DATA FOR REVIEW
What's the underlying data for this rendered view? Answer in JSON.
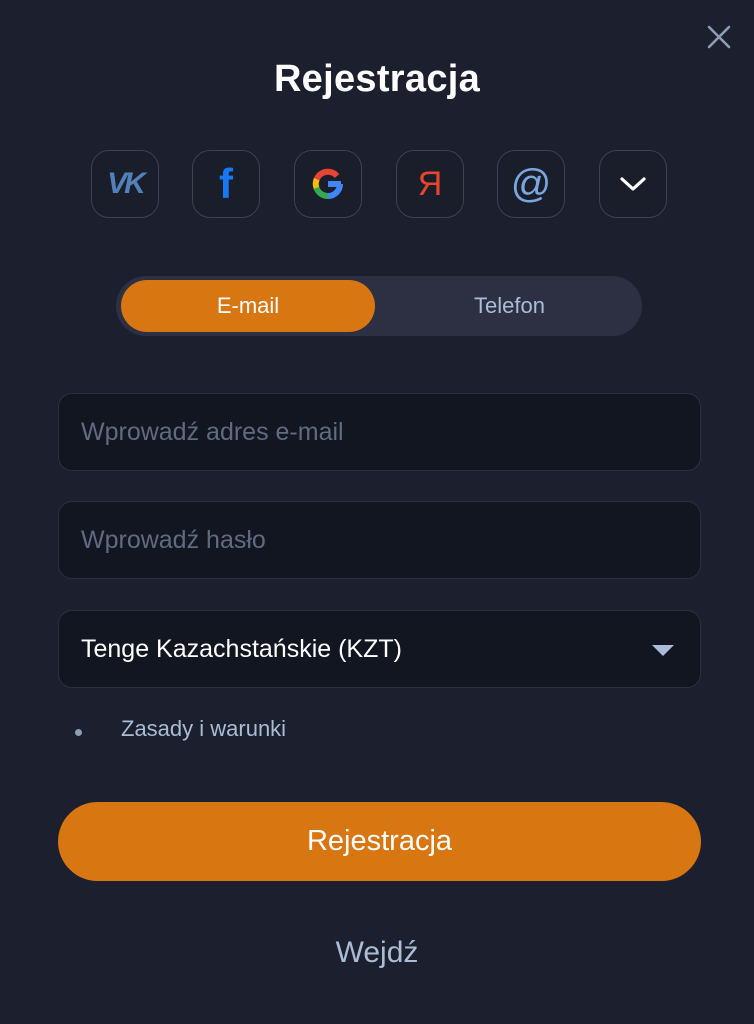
{
  "title": "Rejestracja",
  "social": [
    {
      "name": "vk",
      "glyph": "VK",
      "color": "#5181b8"
    },
    {
      "name": "facebook",
      "glyph": "f",
      "color": "#1877f2"
    },
    {
      "name": "google",
      "glyph": "G"
    },
    {
      "name": "yandex",
      "glyph": "Я",
      "color": "#e8452d"
    },
    {
      "name": "mail",
      "glyph": "@",
      "color": "#7aa7df"
    },
    {
      "name": "more",
      "glyph": "chevron-down"
    }
  ],
  "tabs": {
    "email": "E-mail",
    "phone": "Telefon",
    "active": "email"
  },
  "fields": {
    "email_placeholder": "Wprowadź adres e-mail",
    "password_placeholder": "Wprowadź hasło",
    "currency": "Tenge Kazachstańskie (KZT)"
  },
  "terms": "Zasady i warunki",
  "submit": "Rejestracja",
  "login": "Wejdź",
  "colors": {
    "background": "#1c1f2e",
    "accent": "#d87612",
    "muted_text": "#a9bdd6"
  }
}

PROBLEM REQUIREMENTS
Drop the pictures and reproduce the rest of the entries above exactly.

WRITTEN RESPONSE
What's the underlying data for this rendered view? Answer in JSON.
{
  "title": "Rejestracja",
  "social": [
    {
      "name": "vk",
      "glyph": "VK",
      "color": "#5181b8"
    },
    {
      "name": "facebook",
      "glyph": "f",
      "color": "#1877f2"
    },
    {
      "name": "google",
      "glyph": "G"
    },
    {
      "name": "yandex",
      "glyph": "Я",
      "color": "#e8452d"
    },
    {
      "name": "mail",
      "glyph": "@",
      "color": "#7aa7df"
    },
    {
      "name": "more",
      "glyph": "chevron-down"
    }
  ],
  "tabs": {
    "email": "E-mail",
    "phone": "Telefon",
    "active": "email"
  },
  "fields": {
    "email_placeholder": "Wprowadź adres e-mail",
    "password_placeholder": "Wprowadź hasło",
    "currency": "Tenge Kazachstańskie (KZT)"
  },
  "terms": "Zasady i warunki",
  "submit": "Rejestracja",
  "login": "Wejdź",
  "colors": {
    "background": "#1c1f2e",
    "accent": "#d87612",
    "muted_text": "#a9bdd6"
  }
}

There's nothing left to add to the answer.